Unfortunately everybody likes new stuff. When skateboard shoes were the new hot thing in the late 90s, I think we counted 30 different brands at one time. From where we started to where we are today, the whole industry and market has changed many, many times and it's been something that we've had to change along with and make as dynamic a brand as possible. To try and be cool to the core skateboarder for 15 to 20 years is very difficult. Even a brand like Vans or Nike, they're doing it in ways that really are counterproductive to what people thought in the past would work. Those brands do everything, they sell everywhere. Vans and Nike are both sold in JC Penney's. Who would think a brand that sold at JC Penney's would still be cool to a core consumer and a core skateboard retailer today? Well, they're doing it and it proves that as long as you can send the right messages to the right people you can pull off some pretty interesting business moves. It's the same thing that we do today, and every brand in our market really does – you have to continue marketing in the right way, to the right people, with the right messages. It's pretty easy to fuck up, but there are ways to find the right paths.
How do your messages differ between the various sports you're in?
It's all about being very knowledgeable about the markets you're in and catering to the consumer's tastes and or trying to lead those consumers' tastes. If you're tyring to sell the wrong shoe to a particular market or you're trying to send the wrong message, you're not going to succeed.
Snowboarders aren't always into the same things as a BMX'er or a skateboarder. A lot of times the general trends follow the same directions but there are definitely sects and paths of things that happen in each of these markets.
The recession has really shown how important is to be diversified. Do you think your involvement in these other sports has helped you come through it?
Diversity is a big advantage in doing what we've done over the years. When certain markets are down, others really aren't. When the recession really hit hard, a lot of the skateboard shops really struggled. We did our best to help with that but if we were only reliant on that it would have really affected our business a lot more than it did. 90
How much of a role do you play in running DC now and what does your role of Chief Brand Officer really entail?
That's a good question. I don't play as big a role anymore but I still help guide and direct some of the things that happen here. It's mainly just making sure as we have new employees and as new ideas come along, we help keep them in line with our heritage and things that we're doing around the whole company.
Has it been difficult handing off that day-to-day oversight?
It's always been difficult. I started off as the shoe designer, team manager, ad director, creative director – everything all at once. Over the years I've had to let go of every piece of that to the point where I'm just sort of a big picture director.

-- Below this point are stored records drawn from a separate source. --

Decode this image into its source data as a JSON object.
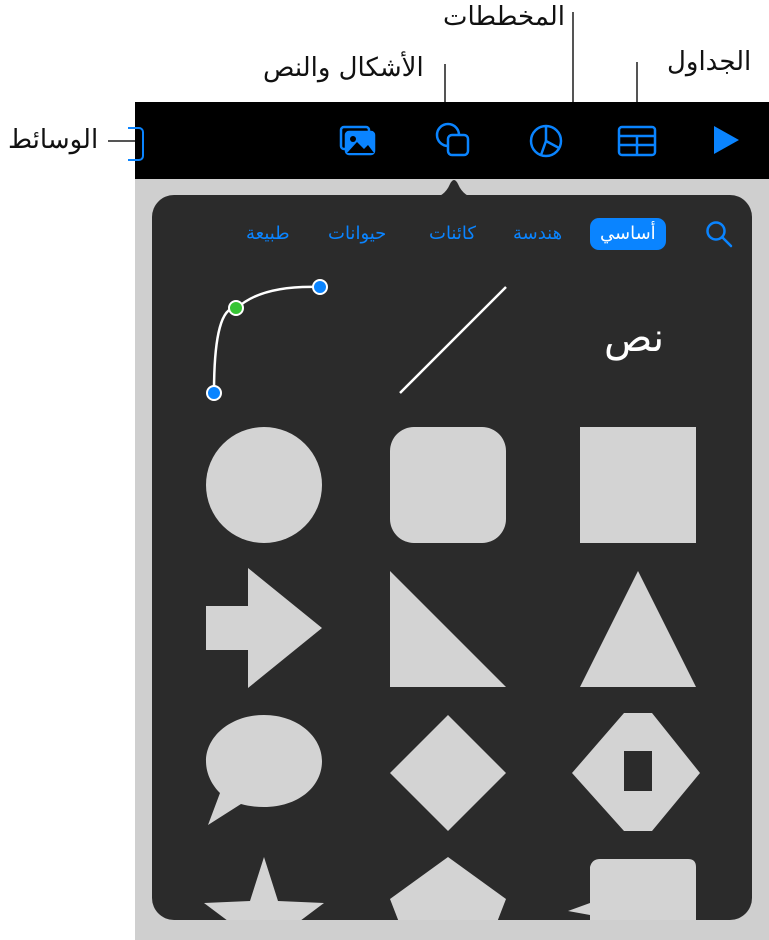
{
  "callouts": {
    "charts": "المخططات",
    "shapes_text": "الأشكال والنص",
    "tables": "الجداول",
    "media": "الوسائط"
  },
  "toolbar": {
    "buttons": [
      {
        "name": "media",
        "icon": "photo-icon"
      },
      {
        "name": "shapes",
        "icon": "shapes-icon"
      },
      {
        "name": "charts",
        "icon": "chart-icon"
      },
      {
        "name": "tables",
        "icon": "table-icon"
      },
      {
        "name": "play",
        "icon": "play-icon"
      }
    ],
    "accent": "#0a84ff"
  },
  "popover": {
    "search_icon": "search-icon",
    "tabs": [
      {
        "label": "أساسي",
        "active": true
      },
      {
        "label": "هندسة",
        "active": false
      },
      {
        "label": "كائنات",
        "active": false
      },
      {
        "label": "حيوانات",
        "active": false
      },
      {
        "label": "طبيعة",
        "active": false
      }
    ],
    "text_shape_label": "نص",
    "shape_color": "#d3d3d3",
    "background": "#2b2b2b"
  }
}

It's always been difficult because I really enjoyed the hands on part of what I did in the past.
What's next on DC's horizon?

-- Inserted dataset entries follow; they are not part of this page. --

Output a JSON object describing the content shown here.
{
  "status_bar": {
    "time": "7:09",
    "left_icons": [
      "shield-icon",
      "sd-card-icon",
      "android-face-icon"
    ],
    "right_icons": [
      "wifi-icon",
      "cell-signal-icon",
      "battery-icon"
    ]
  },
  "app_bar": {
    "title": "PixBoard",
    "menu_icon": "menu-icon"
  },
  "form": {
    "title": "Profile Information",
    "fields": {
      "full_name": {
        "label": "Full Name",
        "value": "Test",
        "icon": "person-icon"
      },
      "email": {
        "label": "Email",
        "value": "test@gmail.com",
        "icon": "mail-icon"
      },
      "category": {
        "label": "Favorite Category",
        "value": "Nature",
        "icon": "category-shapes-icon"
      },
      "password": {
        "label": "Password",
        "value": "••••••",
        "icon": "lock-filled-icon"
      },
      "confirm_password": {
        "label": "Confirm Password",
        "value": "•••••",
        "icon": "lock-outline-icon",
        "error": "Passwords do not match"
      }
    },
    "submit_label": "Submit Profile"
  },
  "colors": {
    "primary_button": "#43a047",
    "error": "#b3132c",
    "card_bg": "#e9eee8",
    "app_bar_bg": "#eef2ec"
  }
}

Continuing to grow and focus a lot more on better products, better marketing, and really making sure that our systems and processes are the best that they can be so that we can make the best products and best marketing. It's always a struggle as a company gets bigger and bigger to get better and better along with the increased sales. That's a big thing on our plate – to keep that value and quality and innovativeness at the forefront.

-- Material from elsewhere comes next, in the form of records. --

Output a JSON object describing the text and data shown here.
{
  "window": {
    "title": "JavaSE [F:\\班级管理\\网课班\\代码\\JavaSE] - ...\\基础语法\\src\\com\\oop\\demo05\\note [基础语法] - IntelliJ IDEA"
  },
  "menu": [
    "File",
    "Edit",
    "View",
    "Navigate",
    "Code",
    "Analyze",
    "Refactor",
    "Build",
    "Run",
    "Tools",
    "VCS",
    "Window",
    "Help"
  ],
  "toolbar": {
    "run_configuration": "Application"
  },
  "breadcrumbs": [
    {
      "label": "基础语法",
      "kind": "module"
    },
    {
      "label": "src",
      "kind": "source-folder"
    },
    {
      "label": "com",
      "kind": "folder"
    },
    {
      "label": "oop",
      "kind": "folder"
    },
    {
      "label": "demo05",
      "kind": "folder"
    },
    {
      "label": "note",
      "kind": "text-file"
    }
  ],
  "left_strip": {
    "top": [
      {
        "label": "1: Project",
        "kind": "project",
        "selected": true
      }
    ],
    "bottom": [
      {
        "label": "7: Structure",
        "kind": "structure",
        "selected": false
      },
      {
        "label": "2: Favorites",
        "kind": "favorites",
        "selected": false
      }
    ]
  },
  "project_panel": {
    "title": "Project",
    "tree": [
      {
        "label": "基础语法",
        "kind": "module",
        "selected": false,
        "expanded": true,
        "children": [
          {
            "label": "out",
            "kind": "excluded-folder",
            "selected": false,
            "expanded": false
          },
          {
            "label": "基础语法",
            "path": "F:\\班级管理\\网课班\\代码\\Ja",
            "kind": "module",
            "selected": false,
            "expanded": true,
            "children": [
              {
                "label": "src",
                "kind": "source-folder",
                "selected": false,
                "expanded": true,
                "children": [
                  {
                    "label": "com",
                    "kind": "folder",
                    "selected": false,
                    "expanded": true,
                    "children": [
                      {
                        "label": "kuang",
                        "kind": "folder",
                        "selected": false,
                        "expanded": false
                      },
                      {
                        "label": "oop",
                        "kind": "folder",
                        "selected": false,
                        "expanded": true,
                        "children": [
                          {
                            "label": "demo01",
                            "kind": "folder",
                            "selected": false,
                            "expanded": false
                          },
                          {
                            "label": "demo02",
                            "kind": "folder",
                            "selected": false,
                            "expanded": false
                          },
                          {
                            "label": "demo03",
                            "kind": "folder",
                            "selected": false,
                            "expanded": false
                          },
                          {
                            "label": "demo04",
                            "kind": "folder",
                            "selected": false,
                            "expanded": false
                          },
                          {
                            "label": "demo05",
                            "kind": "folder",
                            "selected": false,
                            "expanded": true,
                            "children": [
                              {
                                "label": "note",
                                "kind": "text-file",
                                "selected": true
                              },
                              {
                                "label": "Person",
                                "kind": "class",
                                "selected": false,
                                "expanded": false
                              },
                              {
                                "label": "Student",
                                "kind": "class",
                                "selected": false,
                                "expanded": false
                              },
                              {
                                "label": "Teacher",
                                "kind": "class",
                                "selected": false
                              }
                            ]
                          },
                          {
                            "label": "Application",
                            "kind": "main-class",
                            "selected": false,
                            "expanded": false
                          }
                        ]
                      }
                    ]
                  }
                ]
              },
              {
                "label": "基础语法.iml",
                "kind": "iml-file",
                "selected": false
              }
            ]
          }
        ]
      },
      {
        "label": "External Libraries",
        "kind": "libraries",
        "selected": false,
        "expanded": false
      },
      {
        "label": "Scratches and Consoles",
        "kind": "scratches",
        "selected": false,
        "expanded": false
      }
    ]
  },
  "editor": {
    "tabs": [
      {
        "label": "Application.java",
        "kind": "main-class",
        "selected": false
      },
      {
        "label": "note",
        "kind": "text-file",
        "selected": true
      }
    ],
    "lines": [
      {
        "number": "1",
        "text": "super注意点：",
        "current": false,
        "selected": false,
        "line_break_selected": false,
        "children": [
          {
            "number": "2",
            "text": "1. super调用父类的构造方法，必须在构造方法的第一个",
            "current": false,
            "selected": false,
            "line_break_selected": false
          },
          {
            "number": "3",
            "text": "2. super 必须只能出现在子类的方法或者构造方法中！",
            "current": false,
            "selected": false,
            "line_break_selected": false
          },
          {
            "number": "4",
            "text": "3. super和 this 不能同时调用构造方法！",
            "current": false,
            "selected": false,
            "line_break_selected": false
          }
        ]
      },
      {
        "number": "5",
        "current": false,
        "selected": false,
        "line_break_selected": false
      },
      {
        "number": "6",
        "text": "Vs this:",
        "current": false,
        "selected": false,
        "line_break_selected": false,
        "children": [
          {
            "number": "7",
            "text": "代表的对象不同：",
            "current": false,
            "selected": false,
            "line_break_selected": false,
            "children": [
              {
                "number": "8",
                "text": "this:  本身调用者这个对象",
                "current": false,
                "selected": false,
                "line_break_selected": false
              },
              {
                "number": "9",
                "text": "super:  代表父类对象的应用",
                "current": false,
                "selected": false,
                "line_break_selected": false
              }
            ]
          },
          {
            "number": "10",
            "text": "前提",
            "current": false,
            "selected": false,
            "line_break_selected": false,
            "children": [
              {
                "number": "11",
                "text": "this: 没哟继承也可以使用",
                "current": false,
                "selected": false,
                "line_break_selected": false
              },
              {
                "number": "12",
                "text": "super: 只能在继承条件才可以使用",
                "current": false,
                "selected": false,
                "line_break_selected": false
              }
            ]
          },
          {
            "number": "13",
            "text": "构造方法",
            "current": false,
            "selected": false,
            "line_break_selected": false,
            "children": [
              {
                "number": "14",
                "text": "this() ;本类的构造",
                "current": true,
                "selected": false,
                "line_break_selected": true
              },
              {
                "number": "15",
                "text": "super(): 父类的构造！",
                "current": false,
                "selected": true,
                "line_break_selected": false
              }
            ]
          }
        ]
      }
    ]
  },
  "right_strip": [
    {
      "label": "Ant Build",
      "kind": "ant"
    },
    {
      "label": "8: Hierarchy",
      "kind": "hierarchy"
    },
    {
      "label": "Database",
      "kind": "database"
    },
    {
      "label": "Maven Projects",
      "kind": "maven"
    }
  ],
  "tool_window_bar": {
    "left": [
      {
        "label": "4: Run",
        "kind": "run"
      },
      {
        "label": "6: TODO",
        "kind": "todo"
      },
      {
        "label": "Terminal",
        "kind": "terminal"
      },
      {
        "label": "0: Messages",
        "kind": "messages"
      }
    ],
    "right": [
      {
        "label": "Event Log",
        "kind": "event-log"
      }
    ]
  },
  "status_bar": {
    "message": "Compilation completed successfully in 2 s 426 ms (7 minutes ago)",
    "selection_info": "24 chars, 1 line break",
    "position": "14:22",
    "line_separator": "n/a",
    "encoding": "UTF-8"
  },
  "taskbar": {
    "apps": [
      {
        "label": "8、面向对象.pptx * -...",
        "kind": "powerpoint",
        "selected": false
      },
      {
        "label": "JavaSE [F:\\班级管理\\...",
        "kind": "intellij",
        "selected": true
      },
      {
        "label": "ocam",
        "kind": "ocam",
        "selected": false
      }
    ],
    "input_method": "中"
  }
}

DC's a pretty big ship these days. How easy is it to steer?
It's easy because we have processes in place to be quick to market with products, but the bigger you get the more people you have and the harder it is to react sometimes. It's something we keep in mind and keep as a goal to be able to react as quick as we can.